“Given the depth of women’s hockey in Canada, it is always a challenge to select the world championship roster, and getting to our final 23 was a difficult process,” said Davidson. “We are excited about the talent level on this team and look forward to watching them play in Ottawa as they strive to bring home an 11th gold medal.”
Canada has never lost a Word Championship it has hosted; winning gold in 1990 (Ottawa, ON), 1997 (Kitchener, ON), 2000 (Mississaugua, ON), 2004 (Halifax, NS) and 2007 (Winnipeg, MB).
Last year’s poor start to the tournament is still fresh on the squad’s mind. The team opened the tournament with a 9-2 drubbing at the hands of the U.S. to mark Canada’s worst ever loss in international play. Canada had never given up more than seven goals to the USA in 102 previous meetings.
“We honestly haven’t talked about it,” said Mikkelson. “But it’s in the back of our minds. We all know how that felt and we don’t want to feel that again. We were pretty embarrassed by that performance. It was a huge learning experience for us and we’re not going to let happen, ever again.”

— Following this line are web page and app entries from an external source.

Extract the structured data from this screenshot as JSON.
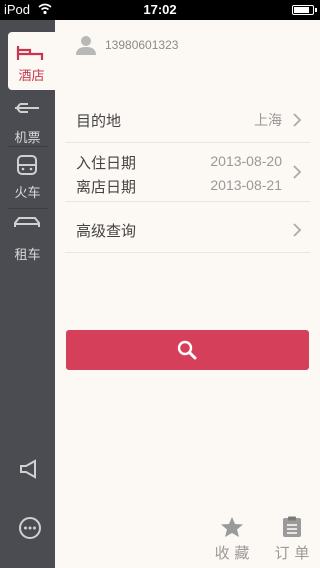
{
  "status_bar": {
    "carrier": "iPod",
    "time": "17:02",
    "battery_level": 0.85
  },
  "sidebar": {
    "items": [
      {
        "label": "酒店",
        "icon": "bed-icon",
        "active": true
      },
      {
        "label": "机票",
        "icon": "airplane-icon",
        "active": false
      },
      {
        "label": "火车",
        "icon": "train-icon",
        "active": false
      },
      {
        "label": "租车",
        "icon": "car-icon",
        "active": false
      }
    ],
    "bottom_icons": [
      "megaphone-icon",
      "more-icon"
    ]
  },
  "user": {
    "phone": "13980601323"
  },
  "form": {
    "destination_label": "目的地",
    "destination_value": "上海",
    "checkin_label": "入住日期",
    "checkin_value": "2013-08-20",
    "checkout_label": "离店日期",
    "checkout_value": "2013-08-21",
    "advanced_label": "高级查询"
  },
  "search_button": {
    "icon": "search-icon"
  },
  "bottom_tabs": [
    {
      "label": "收 藏",
      "icon": "star-icon"
    },
    {
      "label": "订 单",
      "icon": "clipboard-icon"
    }
  ],
  "colors": {
    "accent": "#d63f5a",
    "sidebar_bg": "#4a4c52",
    "panel_bg": "#fcf8f3"
  }
}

This tournament will serve as a great measuring point for the 2014 Winter Olympic Games with the eight-team field already set for Sochi. Canada will see familiar names in its pool from the World Championship teams it will be facing.
After the U.S. (ranked second in the world), Canada is scheduled to play Switzerland (ranked third) on Apr. 3 followed by Finland (ranked fourth) in Kanata – a team the Canadians will be facing less than a year from now when they attempt to defend Olympic gold.
But right now, the team is focused on the task at hand.
“I think we’re using it (the World Championships) as a stepping stone,” said Mikkelson. “It’s part of the process to get there. It’s one tournament at a time. We’re thinking about what we need to do to be successful in each game of this tournament.”
Canada’s women defeated the U.S. in their opening game of the tournament by a score of 3-2 after a shootout. The hard fought battle saw Canada come back from a 2-0 deficit thanks to goals from Rebecca Johnston (Sudbury, ON) and Catherine Ward (Montreal, QC) in the third period. Jennifer Wakefield (Pickering, ON) scored the winner in the shootout.
The biggest names in women’s hockey will continue to take to the ice up until the finals on Apr. 9th and all games featuring Canada will air on TSN.
- George Fadel